One of the earlier games we learn to play is checkers.  A simple enough concepts, where movements are limited and the rules are simple.  You could teach a 5 year old to play and they would do reasonably well.  Give the same game to a 30 year old, with a penchant for strategy and you find yourself in a complex mathematical game.  There is suddenly a method to the madness.  Expand that up to Chess, where a 10 year old should be able to play.  Grandmasters of the game have the ability to play through hundreds of strategies in their minds, in a fraction of a second.  Put them up against a rookie and they will win but not without a lot of head scratching, wondering just what their opponent is trying to do.

That reminds me of a story where masters were asked to quickly look at a board with a game that had started, then replicate it on another.  Since they saw strategies instead of pieces, it was easy to replicate.  Have kids set up the pieces and suddenly the master’s were unable to replicate the boards – since strategies were removed.

Game mechanics are somewhat similar.  Street Fighter is notorious for pattern combat.  Seeing high level players compete, with fraction-of-a-second reflexes makes it seem amazing but what they don’t tell you is that they have the movesets memorized.  Guile has 3-4 attack patterns and if you can defend against those, you can defend against the best players.  The recent Batman: Arkham City has a flow to its combat system that makes it feel like a dance.  Once you get that pattern down, with a few variants, it’s really hard to die, even on the hardest difficulty.

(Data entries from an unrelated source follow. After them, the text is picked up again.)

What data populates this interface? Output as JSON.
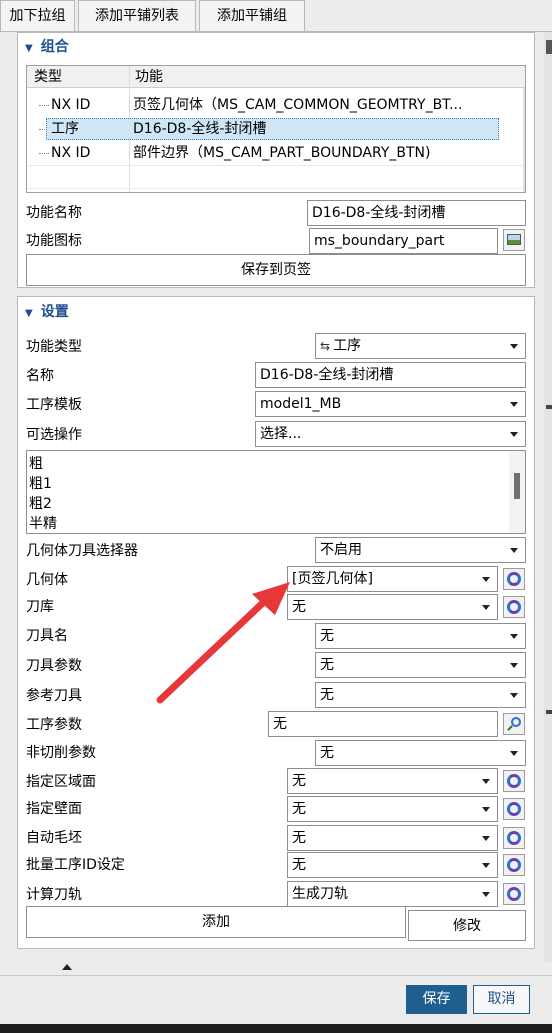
{
  "tabs": [
    {
      "label": "加下拉组"
    },
    {
      "label": "添加平铺列表"
    },
    {
      "label": "添加平铺组"
    }
  ],
  "group_section": {
    "title": "组合",
    "grid": {
      "headers": [
        "类型",
        "功能"
      ],
      "rows": [
        {
          "type": "NX ID",
          "function": "页签几何体（MS_CAM_COMMON_GEOMTRY_BT..."
        },
        {
          "type": "工序",
          "function": "D16-D8-全线-封闭槽"
        },
        {
          "type": "NX ID",
          "function": "部件边界（MS_CAM_PART_BOUNDARY_BTN)"
        }
      ]
    },
    "func_name_label": "功能名称",
    "func_name_value": "D16-D8-全线-封闭槽",
    "func_icon_label": "功能图标",
    "func_icon_value": "ms_boundary_part",
    "save_tab_button": "保存到页签"
  },
  "settings_section": {
    "title": "设置",
    "func_type_label": "功能类型",
    "func_type_value": "工序",
    "name_label": "名称",
    "name_value": "D16-D8-全线-封闭槽",
    "template_label": "工序模板",
    "template_value": "model1_MB",
    "optional_label": "可选操作",
    "optional_value": "选择...",
    "list_items": [
      "粗",
      "粗1",
      "粗2",
      "半精"
    ],
    "geo_selector_label": "几何体刀具选择器",
    "geo_selector_value": "不启用",
    "geometry_label": "几何体",
    "geometry_value": "[页签几何体]",
    "tool_lib_label": "刀库",
    "tool_lib_value": "无",
    "tool_name_label": "刀具名",
    "tool_name_value": "无",
    "tool_param_label": "刀具参数",
    "tool_param_value": "无",
    "ref_tool_label": "参考刀具",
    "ref_tool_value": "无",
    "op_param_label": "工序参数",
    "op_param_value": "无",
    "noncut_label": "非切削参数",
    "noncut_value": "无",
    "area_label": "指定区域面",
    "area_value": "无",
    "wall_label": "指定壁面",
    "wall_value": "无",
    "blank_label": "自动毛坯",
    "blank_value": "无",
    "batch_label": "批量工序ID设定",
    "batch_value": "无",
    "path_label": "计算刀轨",
    "path_value": "生成刀轨",
    "add_button": "添加",
    "modify_button": "修改"
  },
  "footer": {
    "save_button": "保存",
    "cancel_button": "取消"
  },
  "colors": {
    "accent": "#1f5f8f",
    "annotation_arrow": "#e8373a",
    "selected_row": "#cfe6f5"
  }
}
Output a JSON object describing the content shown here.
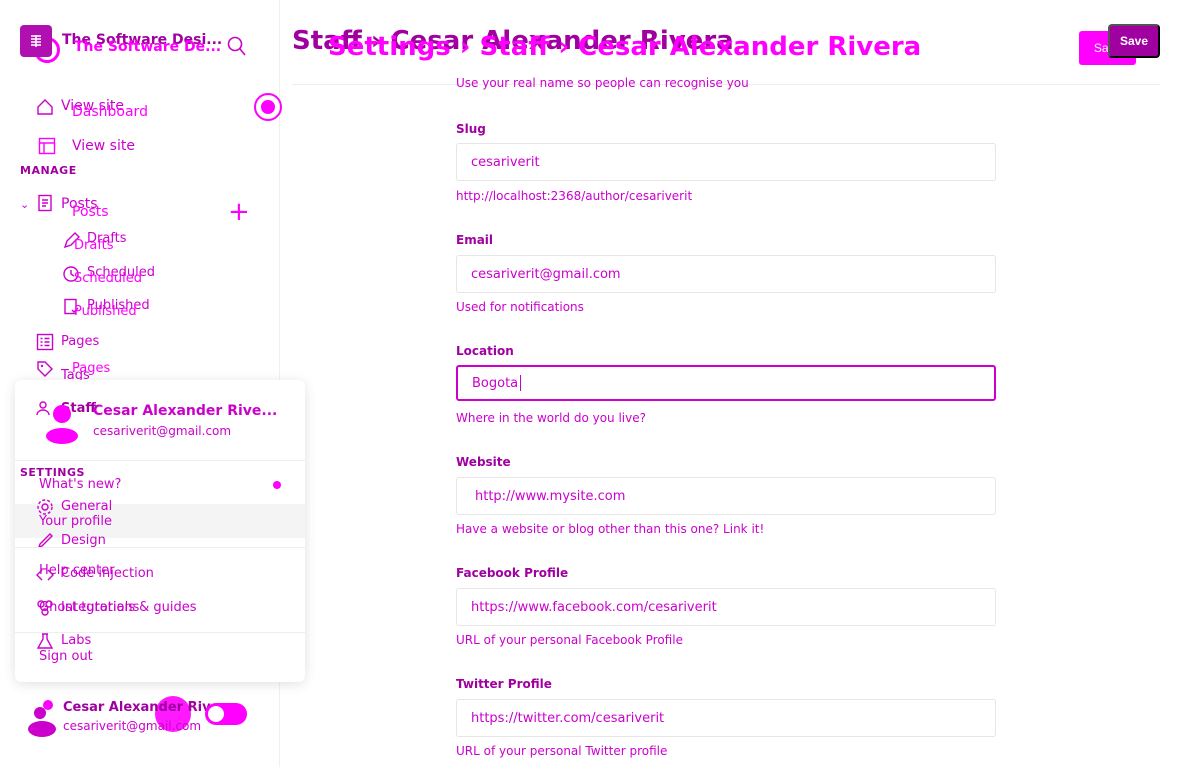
{
  "app": {
    "site_title": "The Software Desi...",
    "site_title_ghost": "The Software De...",
    "logo_icon": "ghost-grid-icon"
  },
  "sidebar": {
    "view_site": "View site",
    "dashboard": "Dashboard",
    "view_site_2": "View site",
    "manage_heading": "MANAGE",
    "posts": "Posts",
    "posts_ghost": "Posts",
    "drafts": "Drafts",
    "drafts_ghost": "Drafts",
    "scheduled": "Scheduled",
    "scheduled_ghost": "Scheduled",
    "published": "Published",
    "published_ghost": "Published",
    "pages": "Pages",
    "pages_ghost": "Pages",
    "tags": "Tags",
    "staff": "Staff",
    "settings_heading": "SETTINGS",
    "general": "General",
    "design": "Design",
    "code_injection": "Code injection",
    "integrations": "Integrations",
    "labs": "Labs"
  },
  "user_menu": {
    "name": "Cesar Alexander Rive...",
    "email": "cesariverit@gmail.com",
    "whats_new": "What's new?",
    "your_profile": "Your profile",
    "help_center": "Help center",
    "guides": "Ghost tutorials & guides",
    "sign_out": "Sign out"
  },
  "footer_user": {
    "name": "Cesar Alexander Rivera",
    "email": "cesariverit@gmail.com"
  },
  "header": {
    "breadcrumb_a": "Staff  ›  Cesar Alexander Rivera",
    "breadcrumb_b": "Settings  ›  Staff  ›  Cesar Alexander Rivera",
    "save_a": "Save",
    "save_b": "Save"
  },
  "form": {
    "name_help": "Use your real name so people can recognise you",
    "slug_label": "Slug",
    "slug_value": "cesariverit",
    "slug_help": "http://localhost:2368/author/cesariverit",
    "email_label": "Email",
    "email_value": "cesariverit@gmail.com",
    "email_help": "Used for notifications",
    "location_label": "Location",
    "location_value": "Bogota",
    "location_help": "Where in the world do you live?",
    "website_label": "Website",
    "website_value": "http://www.mysite.com",
    "website_help": "Have a website or blog other than this one? Link it!",
    "facebook_label": "Facebook Profile",
    "facebook_value": "https://www.facebook.com/cesariverit",
    "facebook_help": "URL of your personal Facebook Profile",
    "twitter_label": "Twitter Profile",
    "twitter_value": "https://twitter.com/cesariverit",
    "twitter_help": "URL of your personal Twitter profile"
  }
}
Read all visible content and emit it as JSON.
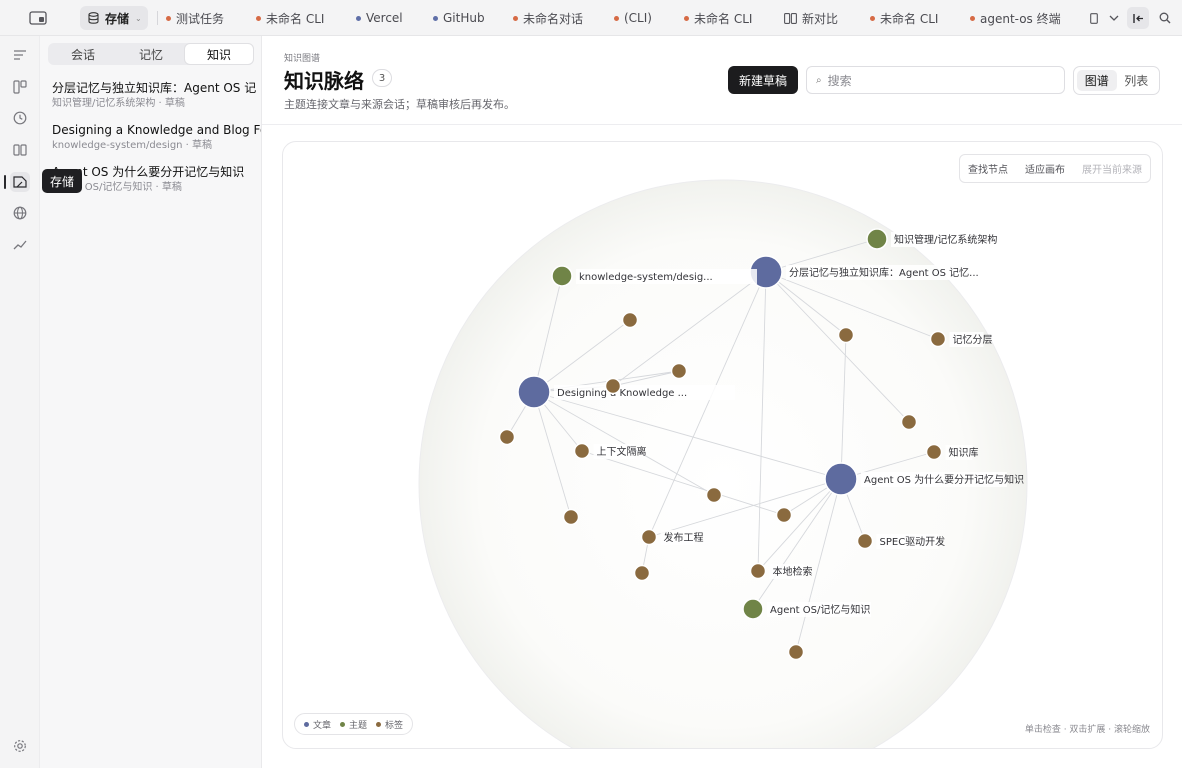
{
  "topbar": {
    "store_label": "存储",
    "tabs": [
      {
        "label": "测试任务",
        "color": "#d66a45"
      },
      {
        "label": "未命名 CLI",
        "color": "#d66a45"
      },
      {
        "label": "Vercel",
        "color": "#5f6fa8"
      },
      {
        "label": "GitHub",
        "color": "#5f6fa8"
      },
      {
        "label": "未命名对话",
        "color": "#d66a45"
      },
      {
        "label": "(CLI)",
        "color": "#d66a45"
      },
      {
        "label": "未命名 CLI",
        "color": "#d66a45"
      },
      {
        "label": "新对比",
        "color": ""
      },
      {
        "label": "未命名 CLI",
        "color": "#d66a45"
      },
      {
        "label": "agent-os 终端",
        "color": "#d66a45"
      }
    ]
  },
  "rail": {
    "tooltip": "存储"
  },
  "panel": {
    "segments": [
      "会话",
      "记忆",
      "知识"
    ],
    "active_segment": "知识",
    "items": [
      {
        "title": "分层记忆与独立知识库：Agent OS 记",
        "meta": "知识管理/记忆系统架构 · 草稿"
      },
      {
        "title": "Designing a Knowledge and Blog Fo",
        "meta": "knowledge-system/design · 草稿"
      },
      {
        "title": "Agent OS 为什么要分开记忆与知识",
        "meta": "Agent OS/记忆与知识 · 草稿"
      }
    ]
  },
  "main": {
    "breadcrumb": "知识图谱",
    "title": "知识脉络",
    "count": "3",
    "subtitle": "主题连接文章与来源会话；草稿审核后再发布。",
    "new_draft": "新建草稿",
    "search_placeholder": "搜索",
    "view_graph": "图谱",
    "view_list": "列表"
  },
  "canvas": {
    "tools": {
      "find": "查找节点",
      "fit": "适应画布",
      "expand": "展开当前来源"
    },
    "legend": {
      "article": "文章",
      "topic": "主题",
      "tag": "标签"
    },
    "hint": "单击检查 · 双击扩展 · 滚轮缩放"
  },
  "colors": {
    "article": "#5e6b9f",
    "topic": "#708447",
    "tag": "#8a6a3f"
  },
  "graph": {
    "nodes": [
      {
        "id": "a1",
        "type": "article",
        "label": "分层记忆与独立知识库：Agent OS 记忆..."
      },
      {
        "id": "a2",
        "type": "article",
        "label": "Designing a Knowledge ..."
      },
      {
        "id": "a3",
        "type": "article",
        "label": "Agent OS 为什么要分开记忆与知识"
      },
      {
        "id": "t1",
        "type": "topic",
        "label": "知识管理/记忆系统架构"
      },
      {
        "id": "t2",
        "type": "topic",
        "label": "knowledge-system/desig..."
      },
      {
        "id": "t3",
        "type": "topic",
        "label": "Agent OS/记忆与知识"
      },
      {
        "id": "g1",
        "type": "tag",
        "label": "记忆分层"
      },
      {
        "id": "g2",
        "type": "tag",
        "label": "知识库"
      },
      {
        "id": "g3",
        "type": "tag",
        "label": "上下文隔离"
      },
      {
        "id": "g4",
        "type": "tag",
        "label": "发布工程"
      },
      {
        "id": "g5",
        "type": "tag",
        "label": "SPEC驱动开发"
      },
      {
        "id": "g6",
        "type": "tag",
        "label": "本地检索"
      },
      {
        "id": "g7",
        "type": "tag",
        "label": ""
      },
      {
        "id": "g8",
        "type": "tag",
        "label": ""
      },
      {
        "id": "g9",
        "type": "tag",
        "label": ""
      },
      {
        "id": "g10",
        "type": "tag",
        "label": ""
      },
      {
        "id": "g11",
        "type": "tag",
        "label": ""
      },
      {
        "id": "g12",
        "type": "tag",
        "label": ""
      },
      {
        "id": "g13",
        "type": "tag",
        "label": ""
      },
      {
        "id": "g14",
        "type": "tag",
        "label": ""
      },
      {
        "id": "g15",
        "type": "tag",
        "label": ""
      },
      {
        "id": "g16",
        "type": "tag",
        "label": ""
      },
      {
        "id": "g17",
        "type": "tag",
        "label": ""
      }
    ],
    "edges": [
      [
        "a1",
        "t1"
      ],
      [
        "a1",
        "g1"
      ],
      [
        "a1",
        "g13"
      ],
      [
        "a1",
        "g8"
      ],
      [
        "a1",
        "g14"
      ],
      [
        "a1",
        "g6"
      ],
      [
        "a1",
        "g4"
      ],
      [
        "a2",
        "t2"
      ],
      [
        "a2",
        "g7"
      ],
      [
        "a2",
        "g8"
      ],
      [
        "a2",
        "g9"
      ],
      [
        "a2",
        "g10"
      ],
      [
        "a2",
        "g3"
      ],
      [
        "a2",
        "g12"
      ],
      [
        "a2",
        "g17"
      ],
      [
        "a2",
        "a3"
      ],
      [
        "a3",
        "g2"
      ],
      [
        "a3",
        "g5"
      ],
      [
        "a3",
        "t3"
      ],
      [
        "a3",
        "g16"
      ],
      [
        "a3",
        "g4"
      ],
      [
        "a3",
        "g11"
      ],
      [
        "a3",
        "g6"
      ],
      [
        "a3",
        "g13"
      ],
      [
        "g3",
        "g11"
      ],
      [
        "g4",
        "g15"
      ],
      [
        "g9",
        "g8"
      ]
    ]
  }
}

MMORPGs are down the same vein.  You can level without strategy or pattern and even at max level, you can complete a lot of content by just button mashing.  If you want to execute the top tier content, you need to understand the mechanics (or have someone explain them to you) and then perfect your dance.  PvE content is somewhat flexible in this domain, since the numbers are stacked in your favor.  With 25 players, only 10 or so need to play optimally to succeed.  Heroic content needs 20 people.  PvP content however, is merciless.  WoW 3v3 arenas are dominated by the RMP (Rogue, Mage, Paladin) builds for a reason.  They offer huge burst damage, the best healer survival options and multiple control abilities.  Being able to lock down players completely for 10 seconds or more is simply masterful.  Waiting until the last second to interrupt that heal, means more damage dealt.  This is why E-Sports is so entertaining to those who want to learn the systems and seems completely fanatical to outsiders.

The best Starcraft players hover around 250 actions per minute (APM).  That’s 5 different actions, per second.  A starting player is closer to 50, making a pro 500% more effective at time management than a beginner.  Both are having fun, both have the same opportunity to compete, just on different platforms.

WoW’s LFR system lets casual players experience raid content and the heroic system allows the hardcore raiders to do so as well, with additional rewards.  CoD’s matchmaking system will let the rookie players play together and the pros on their own matches, ensuring a fairly even skill field at any given time.  SWTOR currently only provides a challenge to the casual market, limiting their potential userbase.  EvE is the complete opposite, putting up a large barrier to new players.

The mark of a good game, that meets multiple demographics, allows people to play a simple game if they want and provides them with appropriate rewards while allowing a more in-depth strategy to develop for those who want it.